## Assignment
So that nothing is lost, write out all the lines below exactly.

[Dataset rows describing interfaces]

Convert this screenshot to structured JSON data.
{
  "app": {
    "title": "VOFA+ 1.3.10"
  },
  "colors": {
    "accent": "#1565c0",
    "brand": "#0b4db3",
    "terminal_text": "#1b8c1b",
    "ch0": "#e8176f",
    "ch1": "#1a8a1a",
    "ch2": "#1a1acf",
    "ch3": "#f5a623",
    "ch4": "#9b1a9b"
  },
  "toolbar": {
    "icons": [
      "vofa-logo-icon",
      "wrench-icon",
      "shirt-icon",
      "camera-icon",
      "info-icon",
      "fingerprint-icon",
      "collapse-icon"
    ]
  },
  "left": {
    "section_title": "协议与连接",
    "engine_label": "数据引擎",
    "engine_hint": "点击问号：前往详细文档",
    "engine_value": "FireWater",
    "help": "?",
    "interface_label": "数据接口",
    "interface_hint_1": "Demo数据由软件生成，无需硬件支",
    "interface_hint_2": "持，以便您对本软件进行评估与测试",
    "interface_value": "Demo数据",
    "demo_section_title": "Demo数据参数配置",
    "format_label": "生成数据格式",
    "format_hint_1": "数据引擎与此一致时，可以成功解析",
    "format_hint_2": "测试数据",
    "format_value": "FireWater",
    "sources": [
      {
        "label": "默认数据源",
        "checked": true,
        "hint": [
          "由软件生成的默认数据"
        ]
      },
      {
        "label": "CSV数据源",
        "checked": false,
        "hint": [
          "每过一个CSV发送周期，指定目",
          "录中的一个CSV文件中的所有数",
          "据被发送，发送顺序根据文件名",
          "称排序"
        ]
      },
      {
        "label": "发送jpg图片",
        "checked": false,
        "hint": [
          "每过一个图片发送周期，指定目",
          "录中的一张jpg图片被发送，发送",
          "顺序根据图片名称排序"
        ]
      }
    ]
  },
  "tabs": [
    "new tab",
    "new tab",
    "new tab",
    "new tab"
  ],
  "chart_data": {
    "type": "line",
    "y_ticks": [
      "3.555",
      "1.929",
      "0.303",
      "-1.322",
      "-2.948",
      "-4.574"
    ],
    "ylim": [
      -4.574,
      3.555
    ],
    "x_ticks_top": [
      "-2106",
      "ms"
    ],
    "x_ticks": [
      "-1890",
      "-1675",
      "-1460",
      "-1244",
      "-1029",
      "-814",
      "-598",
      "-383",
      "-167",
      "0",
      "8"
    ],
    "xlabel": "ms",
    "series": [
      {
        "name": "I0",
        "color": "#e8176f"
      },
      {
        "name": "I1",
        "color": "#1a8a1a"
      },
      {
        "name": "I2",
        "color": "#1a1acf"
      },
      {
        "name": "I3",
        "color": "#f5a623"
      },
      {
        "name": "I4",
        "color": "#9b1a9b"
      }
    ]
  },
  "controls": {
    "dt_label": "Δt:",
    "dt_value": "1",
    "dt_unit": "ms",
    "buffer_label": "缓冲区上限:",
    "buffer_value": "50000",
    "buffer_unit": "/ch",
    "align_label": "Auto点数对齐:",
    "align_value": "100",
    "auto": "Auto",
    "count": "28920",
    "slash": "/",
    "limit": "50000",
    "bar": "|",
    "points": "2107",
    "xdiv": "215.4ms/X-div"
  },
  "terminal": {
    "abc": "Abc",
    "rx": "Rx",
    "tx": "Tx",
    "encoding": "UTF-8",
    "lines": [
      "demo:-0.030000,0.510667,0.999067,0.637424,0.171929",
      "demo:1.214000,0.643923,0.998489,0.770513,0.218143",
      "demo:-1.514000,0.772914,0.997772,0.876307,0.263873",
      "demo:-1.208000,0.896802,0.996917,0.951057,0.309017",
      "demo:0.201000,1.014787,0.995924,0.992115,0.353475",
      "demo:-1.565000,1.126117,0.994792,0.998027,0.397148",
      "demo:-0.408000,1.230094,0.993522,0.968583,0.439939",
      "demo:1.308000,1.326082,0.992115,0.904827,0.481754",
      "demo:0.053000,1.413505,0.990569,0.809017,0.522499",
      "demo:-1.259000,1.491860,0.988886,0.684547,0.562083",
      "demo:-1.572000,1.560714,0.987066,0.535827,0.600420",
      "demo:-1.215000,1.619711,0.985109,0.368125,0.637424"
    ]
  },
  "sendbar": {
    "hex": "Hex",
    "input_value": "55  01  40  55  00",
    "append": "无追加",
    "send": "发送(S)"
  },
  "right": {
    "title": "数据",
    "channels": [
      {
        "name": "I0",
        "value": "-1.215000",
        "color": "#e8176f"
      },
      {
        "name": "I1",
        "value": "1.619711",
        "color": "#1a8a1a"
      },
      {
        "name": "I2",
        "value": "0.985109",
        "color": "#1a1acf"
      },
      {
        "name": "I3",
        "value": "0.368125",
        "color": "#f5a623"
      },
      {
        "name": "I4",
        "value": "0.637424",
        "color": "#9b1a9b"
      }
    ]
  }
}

## Exercise solution
Convert this screenshot to structured JSON data.
{
  "app": {
    "title": "VOFA+ 1.3.10"
  },
  "colors": {
    "accent": "#1565c0",
    "brand": "#0b4db3",
    "terminal_text": "#1b8c1b",
    "ch0": "#e8176f",
    "ch1": "#1a8a1a",
    "ch2": "#1a1acf",
    "ch3": "#f5a623",
    "ch4": "#9b1a9b"
  },
  "toolbar": {
    "icons": [
      "vofa-logo-icon",
      "wrench-icon",
      "shirt-icon",
      "camera-icon",
      "info-icon",
      "fingerprint-icon",
      "collapse-icon"
    ]
  },
  "left": {
    "section_title": "协议与连接",
    "engine_label": "数据引擎",
    "engine_hint": "点击问号：前往详细文档",
    "engine_value": "FireWater",
    "help": "?",
    "interface_label": "数据接口",
    "interface_hint_1": "Demo数据由软件生成，无需硬件支",
    "interface_hint_2": "持，以便您对本软件进行评估与测试",
    "interface_value": "Demo数据",
    "demo_section_title": "Demo数据参数配置",
    "format_label": "生成数据格式",
    "format_hint_1": "数据引擎与此一致时，可以成功解析",
    "format_hint_2": "测试数据",
    "format_value": "FireWater",
    "sources": [
      {
        "label": "默认数据源",
        "checked": true,
        "hint": [
          "由软件生成的默认数据"
        ]
      },
      {
        "label": "CSV数据源",
        "checked": false,
        "hint": [
          "每过一个CSV发送周期，指定目",
          "录中的一个CSV文件中的所有数",
          "据被发送，发送顺序根据文件名",
          "称排序"
        ]
      },
      {
        "label": "发送jpg图片",
        "checked": false,
        "hint": [
          "每过一个图片发送周期，指定目",
          "录中的一张jpg图片被发送，发送",
          "顺序根据图片名称排序"
        ]
      }
    ]
  },
  "tabs": [
    "new tab",
    "new tab",
    "new tab",
    "new tab"
  ],
  "chart_data": {
    "type": "line",
    "y_ticks": [
      "3.555",
      "1.929",
      "0.303",
      "-1.322",
      "-2.948",
      "-4.574"
    ],
    "ylim": [
      -4.574,
      3.555
    ],
    "x_ticks_top": [
      "-2106",
      "ms"
    ],
    "x_ticks": [
      "-1890",
      "-1675",
      "-1460",
      "-1244",
      "-1029",
      "-814",
      "-598",
      "-383",
      "-167",
      "0",
      "8"
    ],
    "xlabel": "ms",
    "series": [
      {
        "name": "I0",
        "color": "#e8176f"
      },
      {
        "name": "I1",
        "color": "#1a8a1a"
      },
      {
        "name": "I2",
        "color": "#1a1acf"
      },
      {
        "name": "I3",
        "color": "#f5a623"
      },
      {
        "name": "I4",
        "color": "#9b1a9b"
      }
    ]
  },
  "controls": {
    "dt_label": "Δt:",
    "dt_value": "1",
    "dt_unit": "ms",
    "buffer_label": "缓冲区上限:",
    "buffer_value": "50000",
    "buffer_unit": "/ch",
    "align_label": "Auto点数对齐:",
    "align_value": "100",
    "auto": "Auto",
    "count": "28920",
    "slash": "/",
    "limit": "50000",
    "bar": "|",
    "points": "2107",
    "xdiv": "215.4ms/X-div"
  },
  "terminal": {
    "abc": "Abc",
    "rx": "Rx",
    "tx": "Tx",
    "encoding": "UTF-8",
    "lines": [
      "demo:-0.030000,0.510667,0.999067,0.637424,0.171929",
      "demo:1.214000,0.643923,0.998489,0.770513,0.218143",
      "demo:-1.514000,0.772914,0.997772,0.876307,0.263873",
      "demo:-1.208000,0.896802,0.996917,0.951057,0.309017",
      "demo:0.201000,1.014787,0.995924,0.992115,0.353475",
      "demo:-1.565000,1.126117,0.994792,0.998027,0.397148",
      "demo:-0.408000,1.230094,0.993522,0.968583,0.439939",
      "demo:1.308000,1.326082,0.992115,0.904827,0.481754",
      "demo:0.053000,1.413505,0.990569,0.809017,0.522499",
      "demo:-1.259000,1.491860,0.988886,0.684547,0.562083",
      "demo:-1.572000,1.560714,0.987066,0.535827,0.600420",
      "demo:-1.215000,1.619711,0.985109,0.368125,0.637424"
    ]
  },
  "sendbar": {
    "hex": "Hex",
    "input_value": "55  01  40  55  00",
    "append": "无追加",
    "send": "发送(S)"
  },
  "right": {
    "title": "数据",
    "channels": [
      {
        "name": "I0",
        "value": "-1.215000",
        "color": "#e8176f"
      },
      {
        "name": "I1",
        "value": "1.619711",
        "color": "#1a8a1a"
      },
      {
        "name": "I2",
        "value": "0.985109",
        "color": "#1a1acf"
      },
      {
        "name": "I3",
        "value": "0.368125",
        "color": "#f5a623"
      },
      {
        "name": "I4",
        "value": "0.637424",
        "color": "#9b1a9b"
      }
    ]
  }
}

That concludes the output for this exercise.